Please write out every record exactly, but keep any images out of it.

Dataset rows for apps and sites
----

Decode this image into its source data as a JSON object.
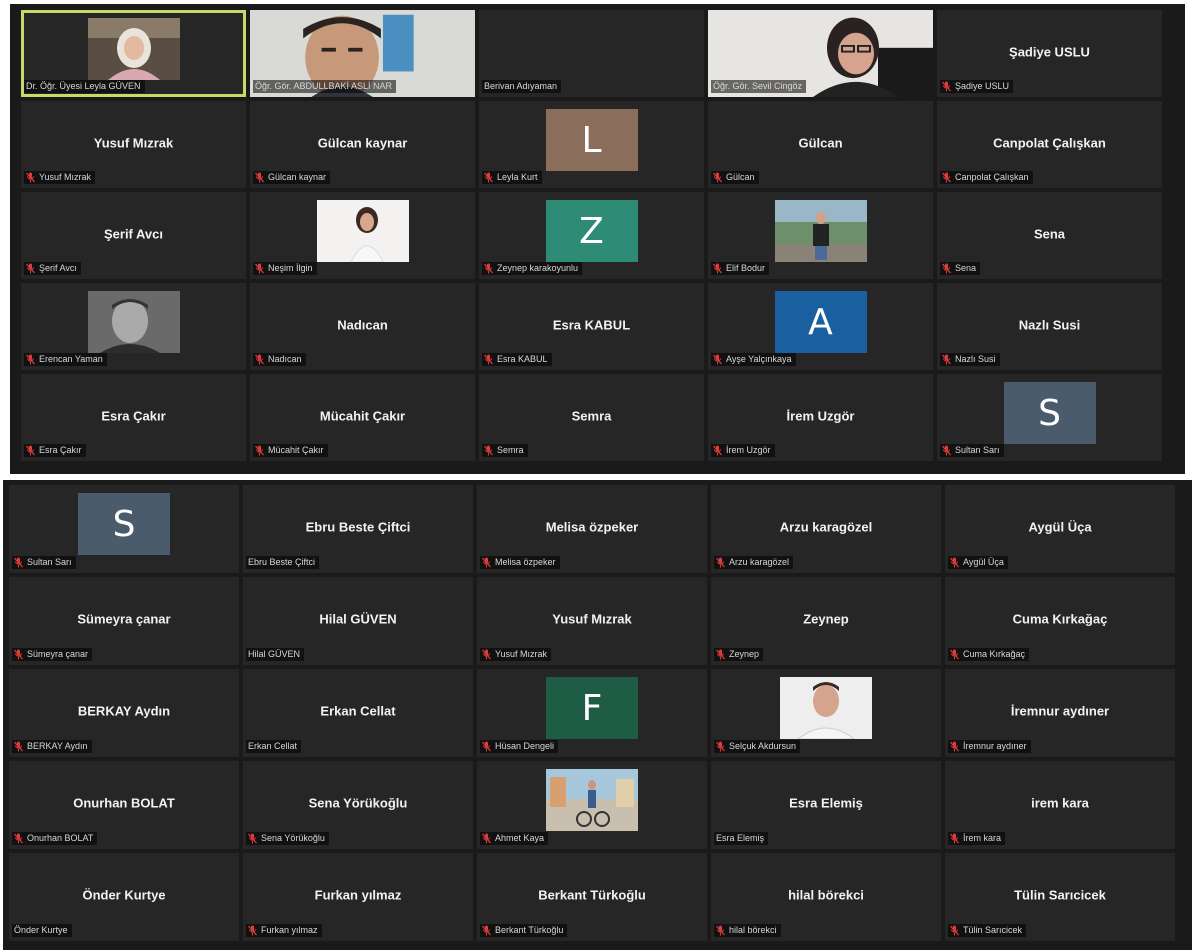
{
  "top_grid": [
    {
      "name": "",
      "label": "Dr. Öğr. Üyesi Leyla GÜVEN",
      "muted": false,
      "media": "photo",
      "active": true
    },
    {
      "name": "",
      "label": "Öğr. Gör. ABDULLBAKİ ASLİ NAR",
      "muted": false,
      "media": "video"
    },
    {
      "name": "",
      "label": "Berivan Adıyaman",
      "muted": false,
      "media": "none"
    },
    {
      "name": "",
      "label": "Öğr. Gör. Sevil Cingöz",
      "muted": false,
      "media": "video"
    },
    {
      "name": "Şadiye USLU",
      "label": "Şadiye USLU",
      "muted": true,
      "media": "none"
    },
    {
      "name": "Yusuf Mızrak",
      "label": "Yusuf Mızrak",
      "muted": true,
      "media": "none"
    },
    {
      "name": "Gülcan kaynar",
      "label": "Gülcan kaynar",
      "muted": true,
      "media": "none"
    },
    {
      "name": "",
      "label": "Leyla Kurt",
      "muted": true,
      "media": "initial",
      "initial": "L",
      "color": "#8b6d5c"
    },
    {
      "name": "Gülcan",
      "label": "Gülcan",
      "muted": true,
      "media": "none"
    },
    {
      "name": "Canpolat Çalışkan",
      "label": "Canpolat Çalışkan",
      "muted": true,
      "media": "none"
    },
    {
      "name": "Şerif Avcı",
      "label": "Şerif Avcı",
      "muted": true,
      "media": "none"
    },
    {
      "name": "",
      "label": "Neşim İlgin",
      "muted": true,
      "media": "photo"
    },
    {
      "name": "",
      "label": "Zeynep karakoyunlu",
      "muted": true,
      "media": "initial",
      "initial": "Z",
      "color": "#2e8b76"
    },
    {
      "name": "",
      "label": "Elif Bodur",
      "muted": true,
      "media": "photo"
    },
    {
      "name": "Sena",
      "label": "Sena",
      "muted": true,
      "media": "none"
    },
    {
      "name": "",
      "label": "Erencan Yaman",
      "muted": true,
      "media": "photo"
    },
    {
      "name": "Nadıcan",
      "label": "Nadıcan",
      "muted": true,
      "media": "none"
    },
    {
      "name": "Esra KABUL",
      "label": "Esra KABUL",
      "muted": true,
      "media": "none"
    },
    {
      "name": "",
      "label": "Ayşe Yalçınkaya",
      "muted": true,
      "media": "initial",
      "initial": "A",
      "color": "#1a5fa0"
    },
    {
      "name": "Nazlı Susi",
      "label": "Nazlı Susi",
      "muted": true,
      "media": "none"
    },
    {
      "name": "Esra Çakır",
      "label": "Esra Çakır",
      "muted": true,
      "media": "none"
    },
    {
      "name": "Mücahit Çakır",
      "label": "Mücahit Çakır",
      "muted": true,
      "media": "none"
    },
    {
      "name": "Semra",
      "label": "Semra",
      "muted": true,
      "media": "none"
    },
    {
      "name": "İrem Uzgör",
      "label": "İrem Uzgör",
      "muted": true,
      "media": "none"
    },
    {
      "name": "",
      "label": "Sultan Sarı",
      "muted": true,
      "media": "initial",
      "initial": "S",
      "color": "#4a5c6b"
    }
  ],
  "bottom_grid": [
    {
      "name": "",
      "label": "Sultan Sarı",
      "muted": true,
      "media": "initial",
      "initial": "S",
      "color": "#4a5c6b"
    },
    {
      "name": "Ebru Beste Çiftci",
      "label": "Ebru Beste Çiftci",
      "muted": false,
      "media": "none"
    },
    {
      "name": "Melisa özpeker",
      "label": "Melisa özpeker",
      "muted": true,
      "media": "none"
    },
    {
      "name": "Arzu karagözel",
      "label": "Arzu karagözel",
      "muted": true,
      "media": "none"
    },
    {
      "name": "Aygül Üça",
      "label": "Aygül Üça",
      "muted": true,
      "media": "none"
    },
    {
      "name": "Sümeyra çanar",
      "label": "Sümeyra çanar",
      "muted": true,
      "media": "none"
    },
    {
      "name": "Hilal GÜVEN",
      "label": "Hilal GÜVEN",
      "muted": false,
      "media": "none"
    },
    {
      "name": "Yusuf Mızrak",
      "label": "Yusuf Mızrak",
      "muted": true,
      "media": "none"
    },
    {
      "name": "Zeynep",
      "label": "Zeynep",
      "muted": true,
      "media": "none"
    },
    {
      "name": "Cuma Kırkağaç",
      "label": "Cuma Kırkağaç",
      "muted": true,
      "media": "none"
    },
    {
      "name": "BERKAY Aydın",
      "label": "BERKAY Aydın",
      "muted": true,
      "media": "none"
    },
    {
      "name": "Erkan Cellat",
      "label": "Erkan Cellat",
      "muted": false,
      "media": "none"
    },
    {
      "name": "",
      "label": "Hüsan Dengeli",
      "muted": true,
      "media": "initial",
      "initial": "F",
      "color": "#1e5c45"
    },
    {
      "name": "",
      "label": "Selçuk Akdursun",
      "muted": true,
      "media": "photo"
    },
    {
      "name": "İremnur aydıner",
      "label": "İremnur aydıner",
      "muted": true,
      "media": "none"
    },
    {
      "name": "Onurhan BOLAT",
      "label": "Onurhan BOLAT",
      "muted": true,
      "media": "none"
    },
    {
      "name": "Sena Yörükoğlu",
      "label": "Sena Yörükoğlu",
      "muted": true,
      "media": "none"
    },
    {
      "name": "",
      "label": "Ahmet Kaya",
      "muted": true,
      "media": "photo"
    },
    {
      "name": "Esra Elemiş",
      "label": "Esra Elemiş",
      "muted": false,
      "media": "none"
    },
    {
      "name": "irem kara",
      "label": "İrem kara",
      "muted": true,
      "media": "none"
    },
    {
      "name": "Önder Kurtye",
      "label": "Önder Kurtye",
      "muted": false,
      "media": "none"
    },
    {
      "name": "Furkan yılmaz",
      "label": "Furkan yılmaz",
      "muted": true,
      "media": "none"
    },
    {
      "name": "Berkant Türkoğlu",
      "label": "Berkant Türkoğlu",
      "muted": true,
      "media": "none"
    },
    {
      "name": "hilal börekci",
      "label": "hilal börekci",
      "muted": true,
      "media": "none"
    },
    {
      "name": "Tülin Sarıcicek",
      "label": "Tülin Sarıcicek",
      "muted": true,
      "media": "none"
    }
  ]
}
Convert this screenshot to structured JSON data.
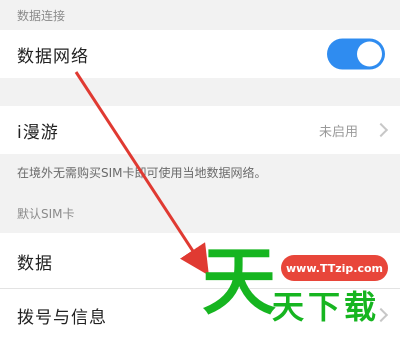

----

== Task solution ==
Decode this image into its source data as a JSON object.
{
  "top_grid": [
    {
      "name": "",
      "label": "Dr. Öğr. Üyesi Leyla GÜVEN",
      "muted": false,
      "media": "photo",
      "active": true
    },
    {
      "name": "",
      "label": "Öğr. Gör. ABDULLBAKİ ASLİ NAR",
      "muted": false,
      "media": "video"
    },
    {
      "name": "",
      "label": "Berivan Adıyaman",
      "muted": false,
      "media": "none"
    },
    {
      "name": "",
      "label": "Öğr. Gör. Sevil Cingöz",
      "muted": false,
      "media": "video"
    },
    {
      "name": "Şadiye USLU",
      "label": "Şadiye USLU",
      "muted": true,
      "media": "none"
    },
    {
      "name": "Yusuf Mızrak",
      "label": "Yusuf Mızrak",
      "muted": true,
      "media": "none"
    },
    {
      "name": "Gülcan kaynar",
      "label": "Gülcan kaynar",
      "muted": true,
      "media": "none"
    },
    {
      "name": "",
      "label": "Leyla Kurt",
      "muted": true,
      "media": "initial",
      "initial": "L",
      "color": "#8b6d5c"
    },
    {
      "name": "Gülcan",
      "label": "Gülcan",
      "muted": true,
      "media": "none"
    },
    {
      "name": "Canpolat Çalışkan",
      "label": "Canpolat Çalışkan",
      "muted": true,
      "media": "none"
    },
    {
      "name": "Şerif Avcı",
      "label": "Şerif Avcı",
      "muted": true,
      "media": "none"
    },
    {
      "name": "",
      "label": "Neşim İlgin",
      "muted": true,
      "media": "photo"
    },
    {
      "name": "",
      "label": "Zeynep karakoyunlu",
      "muted": true,
      "media": "initial",
      "initial": "Z",
      "color": "#2e8b76"
    },
    {
      "name": "",
      "label": "Elif Bodur",
      "muted": true,
      "media": "photo"
    },
    {
      "name": "Sena",
      "label": "Sena",
      "muted": true,
      "media": "none"
    },
    {
      "name": "",
      "label": "Erencan Yaman",
      "muted": true,
      "media": "photo"
    },
    {
      "name": "Nadıcan",
      "label": "Nadıcan",
      "muted": true,
      "media": "none"
    },
    {
      "name": "Esra KABUL",
      "label": "Esra KABUL",
      "muted": true,
      "media": "none"
    },
    {
      "name": "",
      "label": "Ayşe Yalçınkaya",
      "muted": true,
      "media": "initial",
      "initial": "A",
      "color": "#1a5fa0"
    },
    {
      "name": "Nazlı Susi",
      "label": "Nazlı Susi",
      "muted": true,
      "media": "none"
    },
    {
      "name": "Esra Çakır",
      "label": "Esra Çakır",
      "muted": true,
      "media": "none"
    },
    {
      "name": "Mücahit Çakır",
      "label": "Mücahit Çakır",
      "muted": true,
      "media": "none"
    },
    {
      "name": "Semra",
      "label": "Semra",
      "muted": true,
      "media": "none"
    },
    {
      "name": "İrem Uzgör",
      "label": "İrem Uzgör",
      "muted": true,
      "media": "none"
    },
    {
      "name": "",
      "label": "Sultan Sarı",
      "muted": true,
      "media": "initial",
      "initial": "S",
      "color": "#4a5c6b"
    }
  ],
  "bottom_grid": [
    {
      "name": "",
      "label": "Sultan Sarı",
      "muted": true,
      "media": "initial",
      "initial": "S",
      "color": "#4a5c6b"
    },
    {
      "name": "Ebru Beste Çiftci",
      "label": "Ebru Beste Çiftci",
      "muted": false,
      "media": "none"
    },
    {
      "name": "Melisa özpeker",
      "label": "Melisa özpeker",
      "muted": true,
      "media": "none"
    },
    {
      "name": "Arzu karagözel",
      "label": "Arzu karagözel",
      "muted": true,
      "media": "none"
    },
    {
      "name": "Aygül Üça",
      "label": "Aygül Üça",
      "muted": true,
      "media": "none"
    },
    {
      "name": "Sümeyra çanar",
      "label": "Sümeyra çanar",
      "muted": true,
      "media": "none"
    },
    {
      "name": "Hilal GÜVEN",
      "label": "Hilal GÜVEN",
      "muted": false,
      "media": "none"
    },
    {
      "name": "Yusuf Mızrak",
      "label": "Yusuf Mızrak",
      "muted": true,
      "media": "none"
    },
    {
      "name": "Zeynep",
      "label": "Zeynep",
      "muted": true,
      "media": "none"
    },
    {
      "name": "Cuma Kırkağaç",
      "label": "Cuma Kırkağaç",
      "muted": true,
      "media": "none"
    },
    {
      "name": "BERKAY Aydın",
      "label": "BERKAY Aydın",
      "muted": true,
      "media": "none"
    },
    {
      "name": "Erkan Cellat",
      "label": "Erkan Cellat",
      "muted": false,
      "media": "none"
    },
    {
      "name": "",
      "label": "Hüsan Dengeli",
      "muted": true,
      "media": "initial",
      "initial": "F",
      "color": "#1e5c45"
    },
    {
      "name": "",
      "label": "Selçuk Akdursun",
      "muted": true,
      "media": "photo"
    },
    {
      "name": "İremnur aydıner",
      "label": "İremnur aydıner",
      "muted": true,
      "media": "none"
    },
    {
      "name": "Onurhan BOLAT",
      "label": "Onurhan BOLAT",
      "muted": true,
      "media": "none"
    },
    {
      "name": "Sena Yörükoğlu",
      "label": "Sena Yörükoğlu",
      "muted": true,
      "media": "none"
    },
    {
      "name": "",
      "label": "Ahmet Kaya",
      "muted": true,
      "media": "photo"
    },
    {
      "name": "Esra Elemiş",
      "label": "Esra Elemiş",
      "muted": false,
      "media": "none"
    },
    {
      "name": "irem kara",
      "label": "İrem kara",
      "muted": true,
      "media": "none"
    },
    {
      "name": "Önder Kurtye",
      "label": "Önder Kurtye",
      "muted": false,
      "media": "none"
    },
    {
      "name": "Furkan yılmaz",
      "label": "Furkan yılmaz",
      "muted": true,
      "media": "none"
    },
    {
      "name": "Berkant Türkoğlu",
      "label": "Berkant Türkoğlu",
      "muted": true,
      "media": "none"
    },
    {
      "name": "hilal börekci",
      "label": "hilal börekci",
      "muted": true,
      "media": "none"
    },
    {
      "name": "Tülin Sarıcicek",
      "label": "Tülin Sarıcicek",
      "muted": true,
      "media": "none"
    }
  ]
}
Convert this screenshot to structured JSON data.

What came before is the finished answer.